The focus of this month’s blog is on Chapter 7: Sensitive Areas. The Planning Act of 1992 and subsequent legislation requires each comprehensive plan in Maryland to establish goals and policies related to sensitive environmental areas, specifically addressing steep slopes, streams & wetlands and their buffers, 100-year floodplains, rare, threatened & endangered species, agricultural & forest land and other areas in need of special protection. The Sensitive Areas chapter within the Comprehensive Plan reviews protections that are currently in place regarding each of these subject areas. It then discusses what were considered to be issues at the time the last plan was adopted. Those include the broad and localized impacts of development, the conservation of agricultural and forest resources and the conservation of ridge tops.
The stated goal for sensitive areas in the 2008 Comprehensive Plan is to:
Continue to protect Garrett County’s sensitive environmental resources and natural features.

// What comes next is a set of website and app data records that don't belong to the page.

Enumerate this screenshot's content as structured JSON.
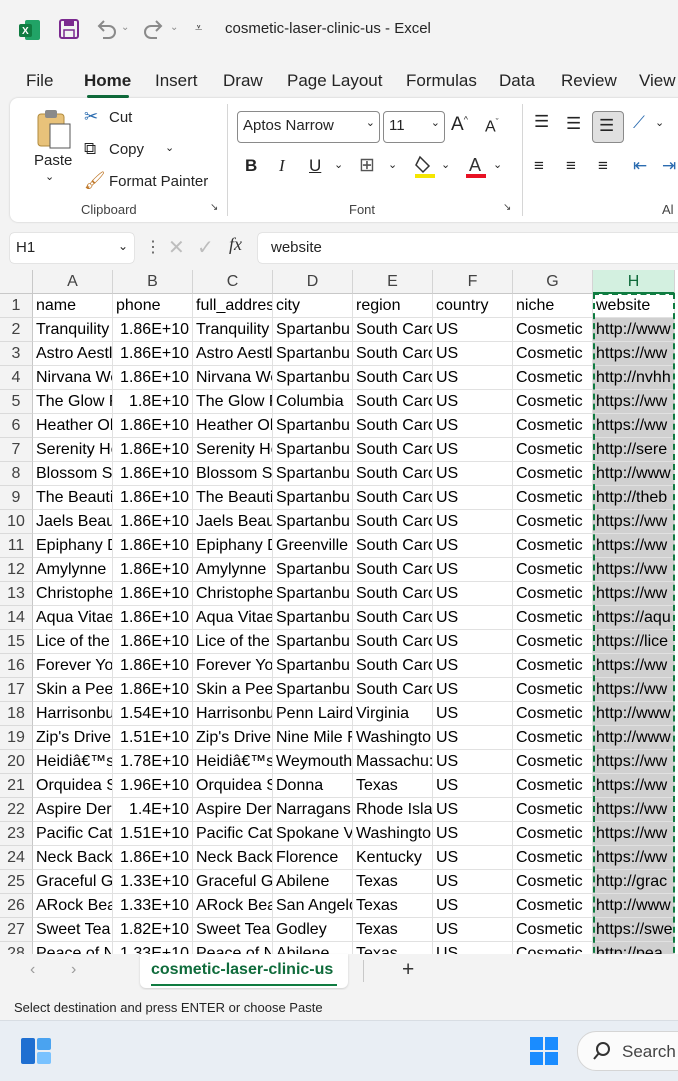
{
  "window": {
    "title": "cosmetic-laser-clinic-us  -  Excel"
  },
  "menu": {
    "tabs": [
      "File",
      "Home",
      "Insert",
      "Draw",
      "Page Layout",
      "Formulas",
      "Data",
      "Review",
      "View"
    ],
    "active": "Home"
  },
  "ribbon": {
    "clipboard": {
      "paste": "Paste",
      "cut": "Cut",
      "copy": "Copy",
      "format_painter": "Format Painter",
      "group_label": "Clipboard"
    },
    "font": {
      "family": "Aptos Narrow",
      "size": "11",
      "bold": "B",
      "italic": "I",
      "underline": "U",
      "group_label": "Font"
    },
    "alignment": {
      "group_label": "Al"
    }
  },
  "formula_bar": {
    "name_box": "H1",
    "fx": "fx",
    "content": "website"
  },
  "grid": {
    "columns": [
      "A",
      "B",
      "C",
      "D",
      "E",
      "F",
      "G",
      "H"
    ],
    "selected_column": "H",
    "rows": [
      {
        "n": "1",
        "cells": [
          "name",
          "phone",
          "full_addres",
          "city",
          "region",
          "country",
          "niche",
          "website"
        ]
      },
      {
        "n": "2",
        "cells": [
          "Tranquility",
          "1.86E+10",
          "Tranquility",
          "Spartanbu",
          "South Caro",
          "US",
          "Cosmetic",
          "http://www"
        ]
      },
      {
        "n": "3",
        "cells": [
          "Astro Aestl",
          "1.86E+10",
          "Astro Aestl",
          "Spartanbu",
          "South Caro",
          "US",
          "Cosmetic",
          "https://ww"
        ]
      },
      {
        "n": "4",
        "cells": [
          "Nirvana We",
          "1.86E+10",
          "Nirvana We",
          "Spartanbu",
          "South Caro",
          "US",
          "Cosmetic",
          "http://nvhh"
        ]
      },
      {
        "n": "5",
        "cells": [
          "The Glow F",
          "1.8E+10",
          "The Glow F",
          "Columbia",
          "South Caro",
          "US",
          "Cosmetic",
          "https://ww"
        ]
      },
      {
        "n": "6",
        "cells": [
          "Heather Ol",
          "1.86E+10",
          "Heather Ol",
          "Spartanbu",
          "South Caro",
          "US",
          "Cosmetic",
          "https://ww"
        ]
      },
      {
        "n": "7",
        "cells": [
          "Serenity He",
          "1.86E+10",
          "Serenity He",
          "Spartanbu",
          "South Caro",
          "US",
          "Cosmetic",
          "http://sere"
        ]
      },
      {
        "n": "8",
        "cells": [
          "Blossom Sa",
          "1.86E+10",
          "Blossom Sa",
          "Spartanbu",
          "South Caro",
          "US",
          "Cosmetic",
          "http://www"
        ]
      },
      {
        "n": "9",
        "cells": [
          "The Beauti",
          "1.86E+10",
          "The Beauti",
          "Spartanbu",
          "South Caro",
          "US",
          "Cosmetic",
          "http://theb"
        ]
      },
      {
        "n": "10",
        "cells": [
          "Jaels Beau",
          "1.86E+10",
          "Jaels Beau",
          "Spartanbu",
          "South Caro",
          "US",
          "Cosmetic",
          "https://ww"
        ]
      },
      {
        "n": "11",
        "cells": [
          "Epiphany D",
          "1.86E+10",
          "Epiphany D",
          "Greenville",
          "South Caro",
          "US",
          "Cosmetic",
          "https://ww"
        ]
      },
      {
        "n": "12",
        "cells": [
          "Amylynne F",
          "1.86E+10",
          "Amylynne F",
          "Spartanbu",
          "South Caro",
          "US",
          "Cosmetic",
          "https://ww"
        ]
      },
      {
        "n": "13",
        "cells": [
          "Christophe",
          "1.86E+10",
          "Christophe",
          "Spartanbu",
          "South Caro",
          "US",
          "Cosmetic",
          "https://ww"
        ]
      },
      {
        "n": "14",
        "cells": [
          "Aqua Vitae",
          "1.86E+10",
          "Aqua Vitae",
          "Spartanbu",
          "South Caro",
          "US",
          "Cosmetic",
          "https://aqu"
        ]
      },
      {
        "n": "15",
        "cells": [
          "Lice of the",
          "1.86E+10",
          "Lice of the",
          "Spartanbu",
          "South Caro",
          "US",
          "Cosmetic",
          "https://lice"
        ]
      },
      {
        "n": "16",
        "cells": [
          "Forever Yo",
          "1.86E+10",
          "Forever Yo",
          "Spartanbu",
          "South Caro",
          "US",
          "Cosmetic",
          "https://ww"
        ]
      },
      {
        "n": "17",
        "cells": [
          "Skin a Peel",
          "1.86E+10",
          "Skin a Peel",
          "Spartanbu",
          "South Caro",
          "US",
          "Cosmetic",
          "https://ww"
        ]
      },
      {
        "n": "18",
        "cells": [
          "Harrisonbu",
          "1.54E+10",
          "Harrisonbu",
          "Penn Laird",
          "Virginia",
          "US",
          "Cosmetic",
          "http://www"
        ]
      },
      {
        "n": "19",
        "cells": [
          "Zip's Drive",
          "1.51E+10",
          "Zip's Drive",
          "Nine Mile F",
          "Washingto",
          "US",
          "Cosmetic",
          "http://www"
        ]
      },
      {
        "n": "20",
        "cells": [
          "Heidiâ€™s",
          "1.78E+10",
          "Heidiâ€™s",
          "Weymouth",
          "Massachu:",
          "US",
          "Cosmetic",
          "https://ww"
        ]
      },
      {
        "n": "21",
        "cells": [
          "Orquidea S",
          "1.96E+10",
          "Orquidea S",
          "Donna",
          "Texas",
          "US",
          "Cosmetic",
          "https://ww"
        ]
      },
      {
        "n": "22",
        "cells": [
          "Aspire Der",
          "1.4E+10",
          "Aspire Der",
          "Narragans",
          "Rhode Islar",
          "US",
          "Cosmetic",
          "https://ww"
        ]
      },
      {
        "n": "23",
        "cells": [
          "Pacific Cat",
          "1.51E+10",
          "Pacific Cat",
          "Spokane V",
          "Washingto",
          "US",
          "Cosmetic",
          "https://ww"
        ]
      },
      {
        "n": "24",
        "cells": [
          "Neck Back",
          "1.86E+10",
          "Neck Back",
          "Florence",
          "Kentucky",
          "US",
          "Cosmetic",
          "https://ww"
        ]
      },
      {
        "n": "25",
        "cells": [
          "Graceful G",
          "1.33E+10",
          "Graceful G",
          "Abilene",
          "Texas",
          "US",
          "Cosmetic",
          "http://grac"
        ]
      },
      {
        "n": "26",
        "cells": [
          "ARock Bea",
          "1.33E+10",
          "ARock Bea",
          "San Angelo",
          "Texas",
          "US",
          "Cosmetic",
          "http://www"
        ]
      },
      {
        "n": "27",
        "cells": [
          "Sweet Tea",
          "1.82E+10",
          "Sweet Tea",
          "Godley",
          "Texas",
          "US",
          "Cosmetic",
          "https://swe"
        ]
      },
      {
        "n": "28",
        "cells": [
          "Peace of N",
          "1.33E+10",
          "Peace of N",
          "Abilene",
          "Texas",
          "US",
          "Cosmetic",
          "http://pea"
        ]
      }
    ]
  },
  "sheets": {
    "active": "cosmetic-laser-clinic-us",
    "add": "+"
  },
  "status": {
    "message": "Select destination and press ENTER or choose Paste"
  },
  "taskbar": {
    "search": "Search"
  },
  "colors": {
    "accent": "#107c41",
    "selection": "#d0d0d0"
  }
}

The objectives suggested for achieving this goal included:
- Limit development in and near sensitive environmental areas.
- Conserve agricultural and forest resource land.
- Protect scenic resources.
- Support increased use of soil and water conservation practices.
- Preserve 20,000 acres of farmland by 2020.
- Protect public wellhead resource areas.
The Sensitive Areas Ordinance and the Deep Creek Watershed Zoning Ordinance both contain measures to limit development on steep slopes, near rivers and streams, and near the habitat of rare, threatened or endangered species. After the adoption of the 2008 Comprehensive Plan, the Sensitive Areas Ordinance was amended to include regulations to limit development in and establish buffers around Source Water Protection Areas. These areas protect an established buffer around a groundwater source of public drinking water. Also at that time both a Wetlands and a Floodplain section was added to the Sensitive Areas Ordinance.
As recommended the County continues to work with various state, other public and private preservation interests to achieve the stated preservation goal of 20,000 acres by 2020. Currently Garrett County has preserved 14,894 acres of farmland and therefore has seen 74.5% of its goal achieved.
The Subdivision Ordinance has been amended to require wetland delineation at both the preliminary and final plat stages for both minor and major subdivisions. In addition language has been added to encourage and incentivize clustered subdivisions, which would channel development away from sensitive environmental areas and conserve contiguous areas of wetlands, agricultural and forest land.
In an effort to preserve ridge tops the County supported legislation that established setback requirements for wind turbines from existing residential structures. The 2008 Plan also supported setbacks from property lines, but this requirement was not included in the legislation that was passed by the General Assembly.
Stormwater Management was a concern in 2008 and continues to be a concern. Prior to the 2008 Comprehensive Plan, the state realized a need for modifications to the stormwater regulations to include the use of Environmental Site Design (ESD) to the Maximum Extent Practicable (MEP) in order to maintain after development as nearly as possible, the predevelopment runoff characteristics, and reduce stream channel erosion, pollution, siltation, sedimentation, local flooding, and use appropriate structural best management practices (BMPs) only when necessary. New state laws mandated counties pursuant to the Annotated Code of Maryland, to revise and adopt these new laws that apply to all development occurring within the incorporated and unincorporated areas of Garrett County. The County adopted these changes to the Stormwater Management Ordinance in 2010. The Erosion and Sediment Control Ordinance was revised to include ESD controls by the County in 2013. The County, as per the recommendations in the 2008 Comprehensive Plan, is still considering possibilities for stormwater management retrofits and continues to encourage innovative stormwater management practices.
Please forward any thoughts or ideas about the protection of sensitive areas in Garrett County to myself, Deborah Carpenter, Director, Garrett County Planning & Land Management office. My email is firstname.lastname@example.org.
Next month’s blog will feature Chapter 8 of the 2008 Comprehensive Plan: Community Facilities.